• What this task involves:
Would you please copy all of the data exactly, skipping the images?

• Data for this task:
________

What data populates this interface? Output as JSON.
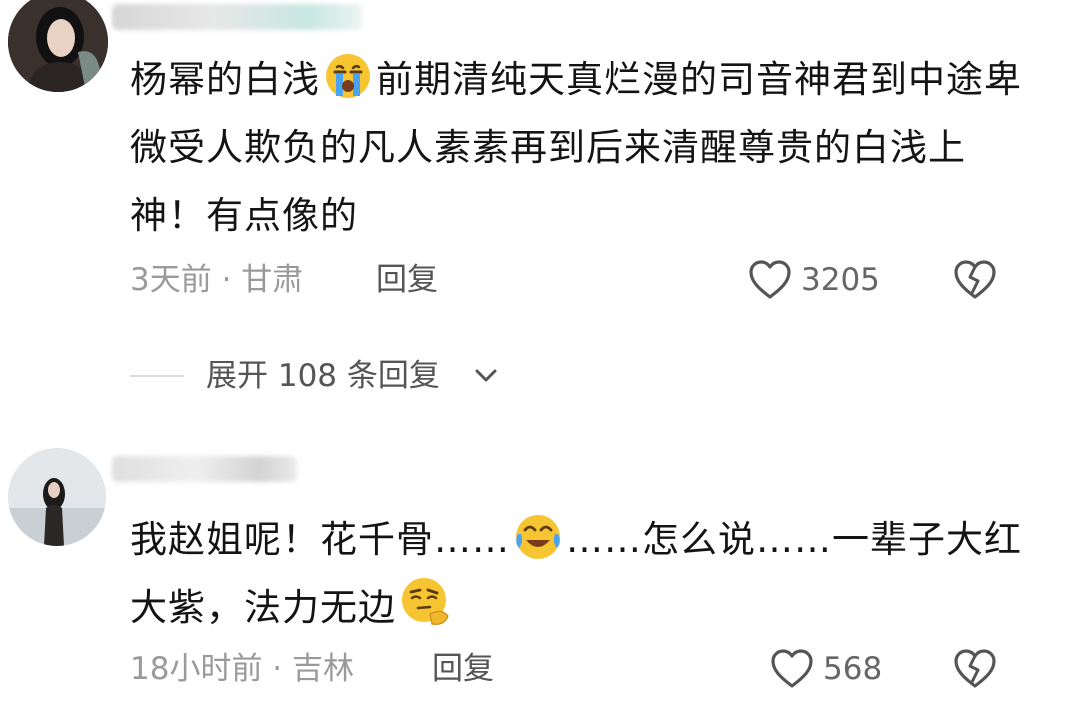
{
  "comments": [
    {
      "text_before_emoji": "杨幂的白浅",
      "emoji": "crying-face-emoji",
      "text_after_emoji": "前期清纯天真烂漫的司音神君到中途卑微受人欺负的凡人素素再到后来清醒尊贵的白浅上神！有点像的",
      "time_location": "3天前 · 甘肃",
      "reply_label": "回复",
      "like_count": "3205",
      "expand_replies": "展开 108 条回复"
    },
    {
      "text_before_emoji": "我赵姐呢！花千骨……",
      "emoji": "tearful-laughing-face-emoji",
      "text_after_emoji": "……怎么说……一辈子大红大紫，法力无边",
      "end_emoji": "thinking-face-emoji",
      "time_location": "18小时前 · 吉林",
      "reply_label": "回复",
      "like_count": "568"
    }
  ],
  "icons": {
    "like": "heart-outline-icon",
    "dislike": "broken-heart-icon",
    "expand": "chevron-down-icon"
  },
  "colors": {
    "text": "#141414",
    "meta": "#9a9a9a",
    "reply": "#555555",
    "icon": "#555555"
  }
}
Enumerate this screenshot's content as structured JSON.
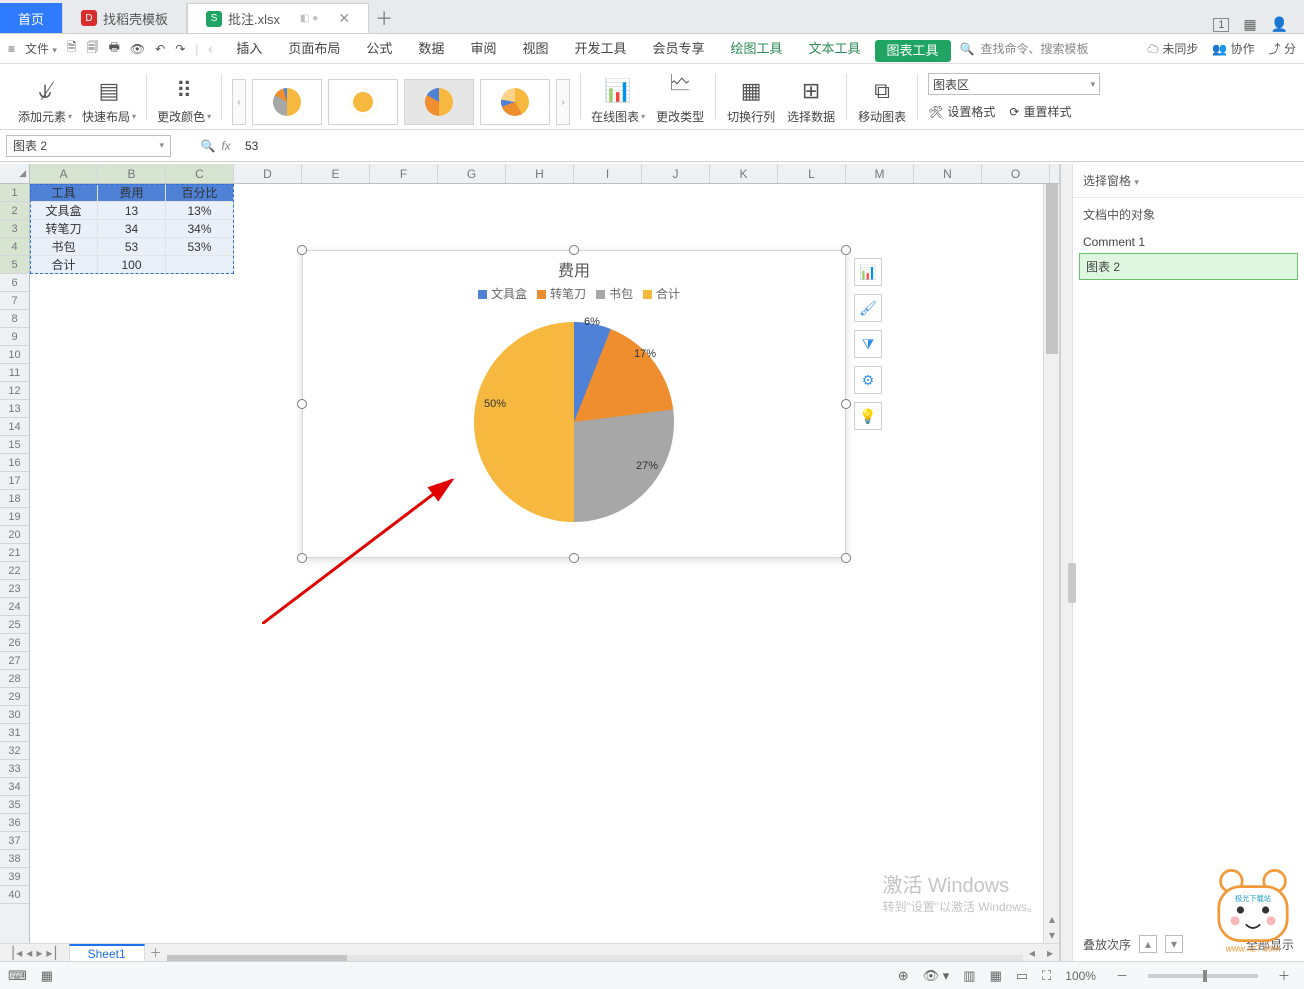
{
  "tabs": {
    "home": "首页",
    "docai": "找稻壳模板",
    "file": "批注.xlsx"
  },
  "titlebar_right": {
    "badge": "1"
  },
  "ribbon": {
    "file_menu": "文件",
    "insert": "插入",
    "page_layout": "页面布局",
    "formula": "公式",
    "data": "数据",
    "review": "审阅",
    "view": "视图",
    "dev": "开发工具",
    "vip": "会员专享",
    "draw": "绘图工具",
    "text": "文本工具",
    "chart": "图表工具",
    "search_placeholder": "查找命令、搜索模板",
    "unsync": "未同步",
    "coop": "协作",
    "share": "分"
  },
  "tools": {
    "add_element": "添加元素",
    "quick_layout": "快速布局",
    "change_color": "更改颜色",
    "online_chart": "在线图表",
    "change_type": "更改类型",
    "switch_rc": "切换行列",
    "select_data": "选择数据",
    "move_chart": "移动图表",
    "area_combo": "图表区",
    "set_fmt": "设置格式",
    "reset_style": "重置样式"
  },
  "fx": {
    "name_box": "图表 2",
    "formula": "53"
  },
  "table": {
    "headers": [
      "工具",
      "费用",
      "百分比"
    ],
    "rows": [
      {
        "a": "文具盒",
        "b": "13",
        "c": "13%"
      },
      {
        "a": "转笔刀",
        "b": "34",
        "c": "34%"
      },
      {
        "a": "书包",
        "b": "53",
        "c": "53%"
      },
      {
        "a": "合计",
        "b": "100",
        "c": ""
      }
    ]
  },
  "chart_data": {
    "type": "pie",
    "title": "费用",
    "legend": [
      "文具盒",
      "转笔刀",
      "书包",
      "合计"
    ],
    "categories": [
      "文具盒",
      "转笔刀",
      "书包",
      "合计"
    ],
    "values": [
      6,
      17,
      27,
      50
    ],
    "value_suffix": "%",
    "colors": {
      "文具盒": "#4f81d6",
      "转笔刀": "#ef8e2f",
      "书包": "#a7a7a7",
      "合计": "#f6b83e"
    }
  },
  "side": {
    "title": "选择窗格",
    "subtitle": "文档中的对象",
    "items": [
      "Comment 1",
      "图表 2"
    ],
    "selected_index": 1,
    "stack": "叠放次序",
    "showall": "全部显示"
  },
  "sheet": {
    "name": "Sheet1"
  },
  "status": {
    "zoom": "100%"
  },
  "watermark": {
    "line1": "激活 Windows",
    "line2": "转到\"设置\"以激活 Windows。"
  },
  "mascot_site": "www.xz7.com",
  "cols": [
    "A",
    "B",
    "C",
    "D",
    "E",
    "F",
    "G",
    "H",
    "I",
    "J",
    "K",
    "L",
    "M",
    "N",
    "O"
  ]
}
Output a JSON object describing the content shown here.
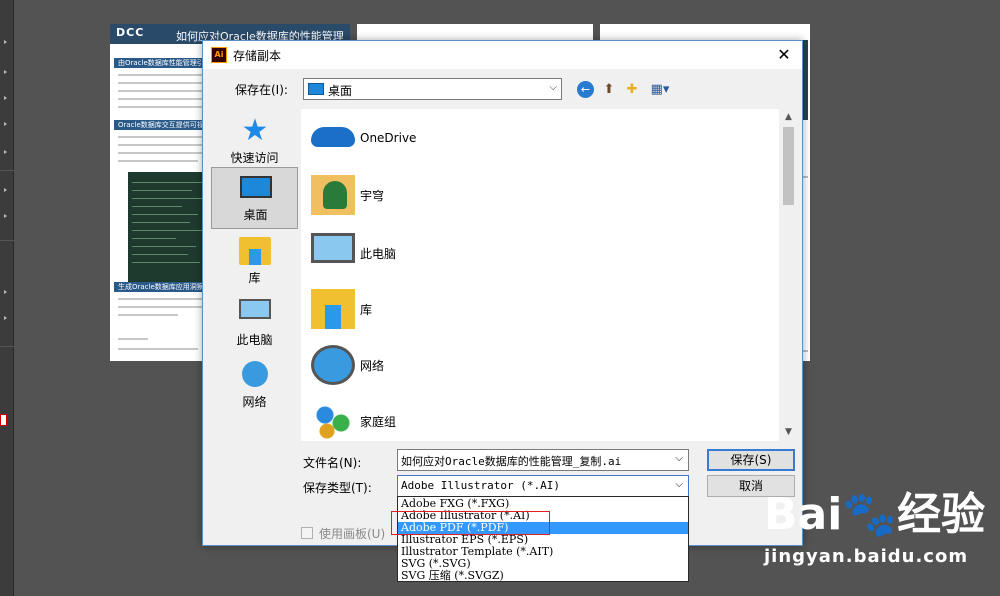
{
  "background_doc": {
    "artboard1": {
      "logo": "DCC",
      "title": "如何应对Oracle数据库的性能管理",
      "sections": [
        "由Oracle数据库性能管理引发的",
        "Oracle数据库交互提供可视化",
        "生成Oracle数据库应用洞察"
      ]
    }
  },
  "dialog": {
    "title": "存储副本",
    "close_glyph": "✕",
    "save_in": {
      "label": "保存在(I):",
      "value": "桌面"
    },
    "toolbar": {
      "back": "←",
      "up": "⬆",
      "new_folder": "✚",
      "view": "▦▾"
    },
    "places": [
      {
        "name": "quick-access",
        "label": "快速访问",
        "icon": "star-icon"
      },
      {
        "name": "desktop",
        "label": "桌面",
        "icon": "desktop-icon",
        "selected": true
      },
      {
        "name": "libraries",
        "label": "库",
        "icon": "library-icon"
      },
      {
        "name": "this-pc",
        "label": "此电脑",
        "icon": "pc-icon"
      },
      {
        "name": "network",
        "label": "网络",
        "icon": "network-icon"
      }
    ],
    "files": [
      {
        "label": "OneDrive",
        "icon": "onedrive-icon"
      },
      {
        "label": "宇穹",
        "icon": "user-folder-icon"
      },
      {
        "label": "此电脑",
        "icon": "pc-icon"
      },
      {
        "label": "库",
        "icon": "library-icon"
      },
      {
        "label": "网络",
        "icon": "network-icon"
      },
      {
        "label": "家庭组",
        "icon": "homegroup-icon"
      }
    ],
    "filename": {
      "label": "文件名(N):",
      "value": "如何应对Oracle数据库的性能管理_复制.ai"
    },
    "filetype": {
      "label": "保存类型(T):",
      "value": "Adobe Illustrator (*.AI)",
      "options": [
        "Adobe FXG (*.FXG)",
        "Adobe Illustrator (*.AI)",
        "Adobe PDF (*.PDF)",
        "Illustrator EPS (*.EPS)",
        "Illustrator Template (*.AIT)",
        "SVG (*.SVG)",
        "SVG 压缩 (*.SVGZ)"
      ],
      "highlighted_option": "Adobe PDF (*.PDF)"
    },
    "save_button": "保存(S)",
    "cancel_button": "取消",
    "use_artboards": "使用画板(U)"
  },
  "watermark": {
    "logo": "Bai🐾经验",
    "url": "jingyan.baidu.com"
  },
  "colors": {
    "selection": "#3399ff",
    "highlight_box": "#e02020",
    "dialog_border": "#5a8fc8"
  }
}
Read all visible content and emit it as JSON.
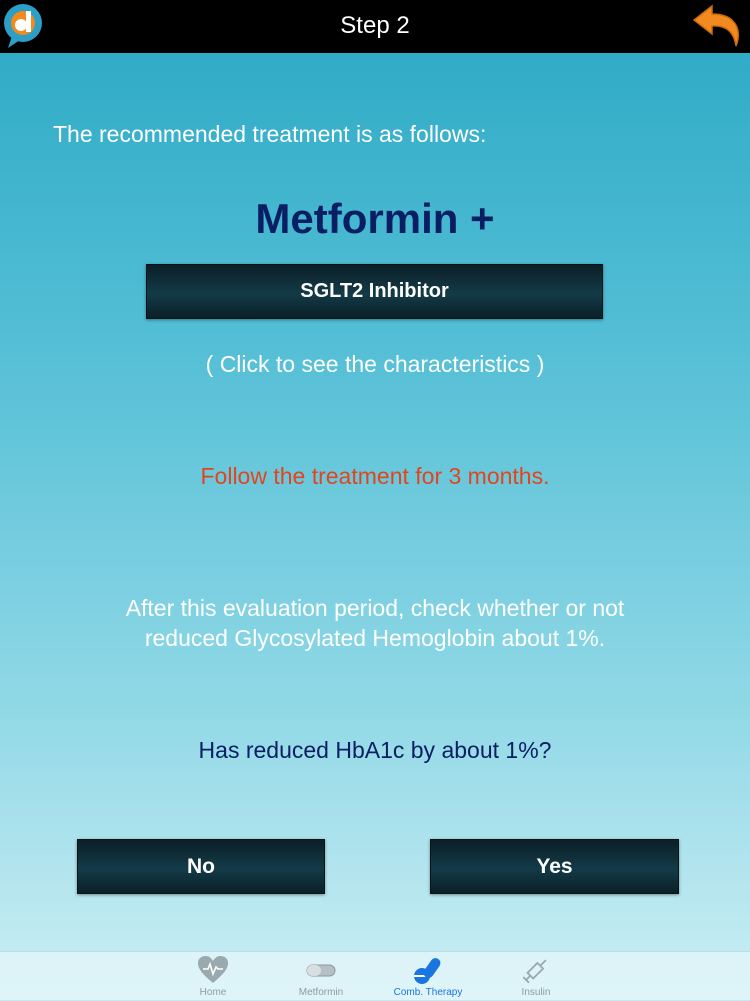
{
  "header": {
    "title": "Step 2"
  },
  "content": {
    "intro": "The recommended treatment is as follows:",
    "drug": "Metformin +",
    "inhibitor_button": "SGLT2 Inhibitor",
    "hint": "( Click to see the characteristics )",
    "follow": "Follow the treatment for 3 months.",
    "evaluation_line1": "After this evaluation period, check whether or not",
    "evaluation_line2": "reduced Glycosylated Hemoglobin about 1%.",
    "question": "Has reduced HbA1c by about 1%?",
    "no_label": "No",
    "yes_label": "Yes"
  },
  "tabs": [
    {
      "label": "Home",
      "icon": "heart-icon"
    },
    {
      "label": "Metformin",
      "icon": "pill-icon"
    },
    {
      "label": "Comb. Therapy",
      "icon": "pills-icon",
      "active": true
    },
    {
      "label": "Insulin",
      "icon": "syringe-icon"
    }
  ],
  "colors": {
    "accent_orange": "#f28a1e",
    "follow_text": "#e2451e",
    "heading_navy": "#0a1e63",
    "active_tab": "#1976e0"
  }
}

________

• Expected output:
What data populates this interface? Output as JSON.
{
  "comments": [
    {
      "text_before_emoji": "杨幂的白浅",
      "emoji": "crying-face-emoji",
      "text_after_emoji": "前期清纯天真烂漫的司音神君到中途卑微受人欺负的凡人素素再到后来清醒尊贵的白浅上神！有点像的",
      "time_location": "3天前 · 甘肃",
      "reply_label": "回复",
      "like_count": "3205",
      "expand_replies": "展开 108 条回复"
    },
    {
      "text_before_emoji": "我赵姐呢！花千骨……",
      "emoji": "tearful-laughing-face-emoji",
      "text_after_emoji": "……怎么说……一辈子大红大紫，法力无边",
      "end_emoji": "thinking-face-emoji",
      "time_location": "18小时前 · 吉林",
      "reply_label": "回复",
      "like_count": "568"
    }
  ],
  "icons": {
    "like": "heart-outline-icon",
    "dislike": "broken-heart-icon",
    "expand": "chevron-down-icon"
  },
  "colors": {
    "text": "#141414",
    "meta": "#9a9a9a",
    "reply": "#555555",
    "icon": "#555555"
  }
}
Enumerate this screenshot's content as structured JSON.
{
  "tabs": {
    "home": "首页",
    "docai": "找稻壳模板",
    "file": "批注.xlsx"
  },
  "titlebar_right": {
    "badge": "1"
  },
  "ribbon": {
    "file_menu": "文件",
    "insert": "插入",
    "page_layout": "页面布局",
    "formula": "公式",
    "data": "数据",
    "review": "审阅",
    "view": "视图",
    "dev": "开发工具",
    "vip": "会员专享",
    "draw": "绘图工具",
    "text": "文本工具",
    "chart": "图表工具",
    "search_placeholder": "查找命令、搜索模板",
    "unsync": "未同步",
    "coop": "协作",
    "share": "分"
  },
  "tools": {
    "add_element": "添加元素",
    "quick_layout": "快速布局",
    "change_color": "更改颜色",
    "online_chart": "在线图表",
    "change_type": "更改类型",
    "switch_rc": "切换行列",
    "select_data": "选择数据",
    "move_chart": "移动图表",
    "area_combo": "图表区",
    "set_fmt": "设置格式",
    "reset_style": "重置样式"
  },
  "fx": {
    "name_box": "图表 2",
    "formula": "53"
  },
  "table": {
    "headers": [
      "工具",
      "费用",
      "百分比"
    ],
    "rows": [
      {
        "a": "文具盒",
        "b": "13",
        "c": "13%"
      },
      {
        "a": "转笔刀",
        "b": "34",
        "c": "34%"
      },
      {
        "a": "书包",
        "b": "53",
        "c": "53%"
      },
      {
        "a": "合计",
        "b": "100",
        "c": ""
      }
    ]
  },
  "chart_data": {
    "type": "pie",
    "title": "费用",
    "legend": [
      "文具盒",
      "转笔刀",
      "书包",
      "合计"
    ],
    "categories": [
      "文具盒",
      "转笔刀",
      "书包",
      "合计"
    ],
    "values": [
      6,
      17,
      27,
      50
    ],
    "value_suffix": "%",
    "colors": {
      "文具盒": "#4f81d6",
      "转笔刀": "#ef8e2f",
      "书包": "#a7a7a7",
      "合计": "#f6b83e"
    }
  },
  "side": {
    "title": "选择窗格",
    "subtitle": "文档中的对象",
    "items": [
      "Comment 1",
      "图表 2"
    ],
    "selected_index": 1,
    "stack": "叠放次序",
    "showall": "全部显示"
  },
  "sheet": {
    "name": "Sheet1"
  },
  "status": {
    "zoom": "100%"
  },
  "watermark": {
    "line1": "激活 Windows",
    "line2": "转到\"设置\"以激活 Windows。"
  },
  "mascot_site": "www.xz7.com",
  "cols": [
    "A",
    "B",
    "C",
    "D",
    "E",
    "F",
    "G",
    "H",
    "I",
    "J",
    "K",
    "L",
    "M",
    "N",
    "O"
  ]
}
Output a JSON object describing the content shown here.
{
  "background_doc": {
    "artboard1": {
      "logo": "DCC",
      "title": "如何应对Oracle数据库的性能管理",
      "sections": [
        "由Oracle数据库性能管理引发的",
        "Oracle数据库交互提供可视化",
        "生成Oracle数据库应用洞察"
      ]
    }
  },
  "dialog": {
    "title": "存储副本",
    "close_glyph": "✕",
    "save_in": {
      "label": "保存在(I):",
      "value": "桌面"
    },
    "toolbar": {
      "back": "←",
      "up": "⬆",
      "new_folder": "✚",
      "view": "▦▾"
    },
    "places": [
      {
        "name": "quick-access",
        "label": "快速访问",
        "icon": "star-icon"
      },
      {
        "name": "desktop",
        "label": "桌面",
        "icon": "desktop-icon",
        "selected": true
      },
      {
        "name": "libraries",
        "label": "库",
        "icon": "library-icon"
      },
      {
        "name": "this-pc",
        "label": "此电脑",
        "icon": "pc-icon"
      },
      {
        "name": "network",
        "label": "网络",
        "icon": "network-icon"
      }
    ],
    "files": [
      {
        "label": "OneDrive",
        "icon": "onedrive-icon"
      },
      {
        "label": "宇穹",
        "icon": "user-folder-icon"
      },
      {
        "label": "此电脑",
        "icon": "pc-icon"
      },
      {
        "label": "库",
        "icon": "library-icon"
      },
      {
        "label": "网络",
        "icon": "network-icon"
      },
      {
        "label": "家庭组",
        "icon": "homegroup-icon"
      }
    ],
    "filename": {
      "label": "文件名(N):",
      "value": "如何应对Oracle数据库的性能管理_复制.ai"
    },
    "filetype": {
      "label": "保存类型(T):",
      "value": "Adobe Illustrator (*.AI)",
      "options": [
        "Adobe FXG (*.FXG)",
        "Adobe Illustrator (*.AI)",
        "Adobe PDF (*.PDF)",
        "Illustrator EPS (*.EPS)",
        "Illustrator Template (*.AIT)",
        "SVG (*.SVG)",
        "SVG 压缩 (*.SVGZ)"
      ],
      "highlighted_option": "Adobe PDF (*.PDF)"
    },
    "save_button": "保存(S)",
    "cancel_button": "取消",
    "use_artboards": "使用画板(U)"
  },
  "watermark": {
    "logo": "Bai🐾经验",
    "url": "jingyan.baidu.com"
  },
  "colors": {
    "selection": "#3399ff",
    "highlight_box": "#e02020",
    "dialog_border": "#5a8fc8"
  }
}
Read all visible content and emit it as JSON.
{
  "header": {
    "title": "Step 2"
  },
  "content": {
    "intro": "The recommended treatment is as follows:",
    "drug": "Metformin +",
    "inhibitor_button": "SGLT2 Inhibitor",
    "hint": "( Click to see the characteristics )",
    "follow": "Follow the treatment for 3 months.",
    "evaluation_line1": "After this evaluation period, check whether or not",
    "evaluation_line2": "reduced Glycosylated Hemoglobin about 1%.",
    "question": "Has reduced HbA1c by about 1%?",
    "no_label": "No",
    "yes_label": "Yes"
  },
  "tabs": [
    {
      "label": "Home",
      "icon": "heart-icon"
    },
    {
      "label": "Metformin",
      "icon": "pill-icon"
    },
    {
      "label": "Comb. Therapy",
      "icon": "pills-icon",
      "active": true
    },
    {
      "label": "Insulin",
      "icon": "syringe-icon"
    }
  ],
  "colors": {
    "accent_orange": "#f28a1e",
    "follow_text": "#e2451e",
    "heading_navy": "#0a1e63",
    "active_tab": "#1976e0"
  }
}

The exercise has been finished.